◆ **Exercise goal**
Lines from the entries below that hold "Details" form the answer; copy all of them.

==*==

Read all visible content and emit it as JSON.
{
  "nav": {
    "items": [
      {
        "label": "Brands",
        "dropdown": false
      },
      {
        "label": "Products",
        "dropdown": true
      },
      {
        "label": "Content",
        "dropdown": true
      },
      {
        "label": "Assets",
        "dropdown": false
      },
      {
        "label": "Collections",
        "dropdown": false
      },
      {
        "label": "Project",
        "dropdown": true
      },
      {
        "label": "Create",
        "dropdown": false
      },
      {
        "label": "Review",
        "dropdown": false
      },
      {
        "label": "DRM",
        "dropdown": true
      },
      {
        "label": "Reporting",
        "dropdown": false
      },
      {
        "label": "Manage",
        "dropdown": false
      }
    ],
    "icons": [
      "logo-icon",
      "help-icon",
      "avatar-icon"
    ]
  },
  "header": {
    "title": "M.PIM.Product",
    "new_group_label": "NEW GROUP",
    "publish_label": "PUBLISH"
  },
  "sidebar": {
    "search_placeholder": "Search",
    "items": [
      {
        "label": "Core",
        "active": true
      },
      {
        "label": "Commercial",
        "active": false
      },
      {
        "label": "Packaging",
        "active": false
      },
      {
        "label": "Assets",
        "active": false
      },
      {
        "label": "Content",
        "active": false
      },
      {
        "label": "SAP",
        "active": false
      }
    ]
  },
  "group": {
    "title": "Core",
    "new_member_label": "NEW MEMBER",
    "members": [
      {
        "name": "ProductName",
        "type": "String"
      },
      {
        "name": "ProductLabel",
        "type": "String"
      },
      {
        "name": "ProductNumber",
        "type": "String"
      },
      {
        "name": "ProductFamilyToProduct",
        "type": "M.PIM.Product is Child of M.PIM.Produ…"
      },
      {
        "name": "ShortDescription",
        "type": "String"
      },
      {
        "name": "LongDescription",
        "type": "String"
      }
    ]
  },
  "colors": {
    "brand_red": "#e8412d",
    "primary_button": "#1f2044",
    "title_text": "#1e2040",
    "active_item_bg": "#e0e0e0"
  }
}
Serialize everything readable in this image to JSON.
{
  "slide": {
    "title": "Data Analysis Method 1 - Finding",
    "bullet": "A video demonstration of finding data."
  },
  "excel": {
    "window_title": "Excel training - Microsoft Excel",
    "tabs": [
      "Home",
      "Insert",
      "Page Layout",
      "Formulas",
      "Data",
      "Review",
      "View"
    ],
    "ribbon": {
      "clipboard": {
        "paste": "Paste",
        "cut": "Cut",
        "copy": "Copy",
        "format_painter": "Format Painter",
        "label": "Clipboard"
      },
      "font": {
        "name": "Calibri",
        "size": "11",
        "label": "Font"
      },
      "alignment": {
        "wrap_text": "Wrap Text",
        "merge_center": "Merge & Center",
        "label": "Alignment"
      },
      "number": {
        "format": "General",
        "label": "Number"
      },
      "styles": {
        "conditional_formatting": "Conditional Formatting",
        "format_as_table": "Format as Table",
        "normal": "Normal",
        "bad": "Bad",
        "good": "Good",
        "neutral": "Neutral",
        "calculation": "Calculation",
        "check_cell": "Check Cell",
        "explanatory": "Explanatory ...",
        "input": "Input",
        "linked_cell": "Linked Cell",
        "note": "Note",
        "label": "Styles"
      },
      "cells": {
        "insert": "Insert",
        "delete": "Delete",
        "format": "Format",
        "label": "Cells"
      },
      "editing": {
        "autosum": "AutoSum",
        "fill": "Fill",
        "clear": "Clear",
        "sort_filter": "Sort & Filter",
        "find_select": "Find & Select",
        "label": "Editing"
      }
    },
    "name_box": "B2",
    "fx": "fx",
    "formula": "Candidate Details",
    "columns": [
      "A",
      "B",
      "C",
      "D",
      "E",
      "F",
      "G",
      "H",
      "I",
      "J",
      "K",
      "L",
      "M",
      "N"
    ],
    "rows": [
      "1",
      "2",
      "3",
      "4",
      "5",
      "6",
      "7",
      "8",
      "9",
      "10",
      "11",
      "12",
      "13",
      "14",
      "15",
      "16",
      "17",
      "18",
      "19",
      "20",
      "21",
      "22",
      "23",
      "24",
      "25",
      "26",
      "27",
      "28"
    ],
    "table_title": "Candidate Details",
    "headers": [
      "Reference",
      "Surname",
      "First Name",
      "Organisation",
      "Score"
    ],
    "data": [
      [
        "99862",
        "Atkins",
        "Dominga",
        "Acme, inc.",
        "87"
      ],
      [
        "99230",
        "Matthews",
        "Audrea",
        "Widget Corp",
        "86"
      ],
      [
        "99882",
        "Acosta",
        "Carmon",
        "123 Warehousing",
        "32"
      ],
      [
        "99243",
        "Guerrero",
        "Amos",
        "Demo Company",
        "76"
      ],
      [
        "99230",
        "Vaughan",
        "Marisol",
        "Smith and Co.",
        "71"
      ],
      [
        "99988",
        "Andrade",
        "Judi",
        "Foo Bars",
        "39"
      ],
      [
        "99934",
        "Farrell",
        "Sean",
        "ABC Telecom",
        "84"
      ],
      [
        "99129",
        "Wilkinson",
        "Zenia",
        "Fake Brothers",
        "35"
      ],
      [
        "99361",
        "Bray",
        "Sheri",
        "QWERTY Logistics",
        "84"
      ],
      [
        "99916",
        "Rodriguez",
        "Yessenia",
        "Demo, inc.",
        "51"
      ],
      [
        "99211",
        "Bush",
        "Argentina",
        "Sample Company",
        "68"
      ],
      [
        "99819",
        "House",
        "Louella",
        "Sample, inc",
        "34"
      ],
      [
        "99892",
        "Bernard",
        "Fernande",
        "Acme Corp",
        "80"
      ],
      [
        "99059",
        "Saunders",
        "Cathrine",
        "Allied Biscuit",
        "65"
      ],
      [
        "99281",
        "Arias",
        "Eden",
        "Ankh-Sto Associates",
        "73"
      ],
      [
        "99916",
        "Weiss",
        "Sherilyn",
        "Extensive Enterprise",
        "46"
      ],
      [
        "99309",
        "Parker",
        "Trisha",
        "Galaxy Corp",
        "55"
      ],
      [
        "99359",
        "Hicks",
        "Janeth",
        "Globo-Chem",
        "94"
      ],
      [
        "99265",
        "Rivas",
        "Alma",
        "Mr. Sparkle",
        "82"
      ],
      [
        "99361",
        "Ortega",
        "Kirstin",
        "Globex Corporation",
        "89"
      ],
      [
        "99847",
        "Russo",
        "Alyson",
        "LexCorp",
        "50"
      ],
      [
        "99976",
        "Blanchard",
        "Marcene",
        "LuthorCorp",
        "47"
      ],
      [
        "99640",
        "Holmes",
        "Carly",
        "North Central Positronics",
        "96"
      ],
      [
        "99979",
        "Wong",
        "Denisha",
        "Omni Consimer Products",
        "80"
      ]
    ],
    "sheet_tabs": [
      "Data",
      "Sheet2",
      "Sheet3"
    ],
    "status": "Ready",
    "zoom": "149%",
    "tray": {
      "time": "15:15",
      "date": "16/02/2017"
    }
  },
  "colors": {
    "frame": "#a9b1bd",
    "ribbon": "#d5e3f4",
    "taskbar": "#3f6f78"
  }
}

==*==

◆ **Solution below**
    "formula": "Candidate Details",
    "table_title": "Candidate Details",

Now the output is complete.